November 16, 2009, 6:26 pm
Over the next ten years, tens, and possibly hundreds of millions, of new platforms are going to be put into place in the United States as part of a new national infrastructure; an equal number will be installed in Europe (many are already being installed). The same may happen in other parts of the world as well.
Most of these platforms will be invisible in every day life, but together they are intended to play a major role in limiting green house gasses, lowering national dependencies on foreign oil, and capping, or even lowering, our otherwise perpetually growing demand for electricity. Many of these platforms, and perhaps most, will run Linux.
That is, if everything goes according to plan – and that plan relies in large part on whether we can develop, integrate, and implement an unprecedented number of standards in record time. Happily, that goal took a major step forward today in Denver, Colorado.

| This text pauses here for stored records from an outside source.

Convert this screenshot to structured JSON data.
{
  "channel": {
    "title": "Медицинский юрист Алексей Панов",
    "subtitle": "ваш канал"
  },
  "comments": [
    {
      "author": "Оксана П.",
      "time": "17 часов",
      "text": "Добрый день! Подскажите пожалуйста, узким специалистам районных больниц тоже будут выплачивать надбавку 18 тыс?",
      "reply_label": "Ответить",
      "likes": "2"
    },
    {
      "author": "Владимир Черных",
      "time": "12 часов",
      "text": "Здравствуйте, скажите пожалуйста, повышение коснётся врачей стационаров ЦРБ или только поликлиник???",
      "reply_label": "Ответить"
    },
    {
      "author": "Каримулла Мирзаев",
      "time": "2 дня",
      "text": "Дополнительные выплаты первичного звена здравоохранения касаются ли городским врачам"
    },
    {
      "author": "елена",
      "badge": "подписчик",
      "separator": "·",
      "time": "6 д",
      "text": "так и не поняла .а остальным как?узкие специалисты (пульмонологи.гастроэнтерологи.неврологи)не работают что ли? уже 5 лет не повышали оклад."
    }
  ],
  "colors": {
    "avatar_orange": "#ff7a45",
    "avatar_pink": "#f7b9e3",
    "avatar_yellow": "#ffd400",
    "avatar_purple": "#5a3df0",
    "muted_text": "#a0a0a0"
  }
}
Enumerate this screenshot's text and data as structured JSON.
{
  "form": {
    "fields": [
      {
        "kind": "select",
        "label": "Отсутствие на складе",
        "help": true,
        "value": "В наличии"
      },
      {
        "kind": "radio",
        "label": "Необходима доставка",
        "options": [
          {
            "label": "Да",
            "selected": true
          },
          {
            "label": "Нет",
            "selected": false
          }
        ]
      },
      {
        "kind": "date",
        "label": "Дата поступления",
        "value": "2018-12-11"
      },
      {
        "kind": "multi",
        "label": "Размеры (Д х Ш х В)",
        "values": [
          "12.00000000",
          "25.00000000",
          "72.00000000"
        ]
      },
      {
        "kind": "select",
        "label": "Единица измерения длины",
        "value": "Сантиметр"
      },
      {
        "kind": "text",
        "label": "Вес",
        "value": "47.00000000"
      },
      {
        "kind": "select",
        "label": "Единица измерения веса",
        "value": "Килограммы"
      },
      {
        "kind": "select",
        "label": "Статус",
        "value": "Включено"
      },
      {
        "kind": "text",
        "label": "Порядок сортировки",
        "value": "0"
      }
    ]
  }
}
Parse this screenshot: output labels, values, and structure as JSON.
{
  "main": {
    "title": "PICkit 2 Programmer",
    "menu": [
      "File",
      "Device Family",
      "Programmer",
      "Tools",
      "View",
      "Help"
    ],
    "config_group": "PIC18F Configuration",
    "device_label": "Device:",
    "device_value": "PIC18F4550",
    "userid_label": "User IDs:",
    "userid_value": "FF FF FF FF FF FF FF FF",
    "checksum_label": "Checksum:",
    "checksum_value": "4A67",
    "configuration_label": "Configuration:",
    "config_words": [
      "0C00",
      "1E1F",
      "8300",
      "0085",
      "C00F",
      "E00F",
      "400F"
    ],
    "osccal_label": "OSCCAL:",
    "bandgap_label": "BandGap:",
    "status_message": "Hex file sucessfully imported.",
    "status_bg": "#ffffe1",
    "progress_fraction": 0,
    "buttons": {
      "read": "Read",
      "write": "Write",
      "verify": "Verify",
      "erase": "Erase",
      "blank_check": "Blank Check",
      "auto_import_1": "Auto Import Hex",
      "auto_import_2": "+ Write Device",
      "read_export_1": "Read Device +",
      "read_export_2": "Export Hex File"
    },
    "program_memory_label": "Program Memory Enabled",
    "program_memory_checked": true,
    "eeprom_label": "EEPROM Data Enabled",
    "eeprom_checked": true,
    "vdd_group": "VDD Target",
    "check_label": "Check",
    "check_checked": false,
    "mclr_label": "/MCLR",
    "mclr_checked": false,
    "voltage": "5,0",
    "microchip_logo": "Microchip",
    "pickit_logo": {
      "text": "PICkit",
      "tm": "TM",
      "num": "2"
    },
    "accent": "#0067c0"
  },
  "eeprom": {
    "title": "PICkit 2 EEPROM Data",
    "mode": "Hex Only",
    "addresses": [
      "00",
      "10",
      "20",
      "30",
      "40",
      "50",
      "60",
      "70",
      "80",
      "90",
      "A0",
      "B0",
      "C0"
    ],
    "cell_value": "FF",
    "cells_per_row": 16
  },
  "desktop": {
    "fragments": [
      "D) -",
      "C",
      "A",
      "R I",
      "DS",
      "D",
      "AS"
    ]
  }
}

Latest posts by The Linux Foundation (see all)
- KiCad Joins Linux Foundation to Advance Electronic Design Automation - November 22, 2019
- The Linux Kernel Mentorship program was a life changing experience - November 12, 2019
- Amazon Web Services, Genesys, Salesforce Form New Open Data Model - November 12, 2019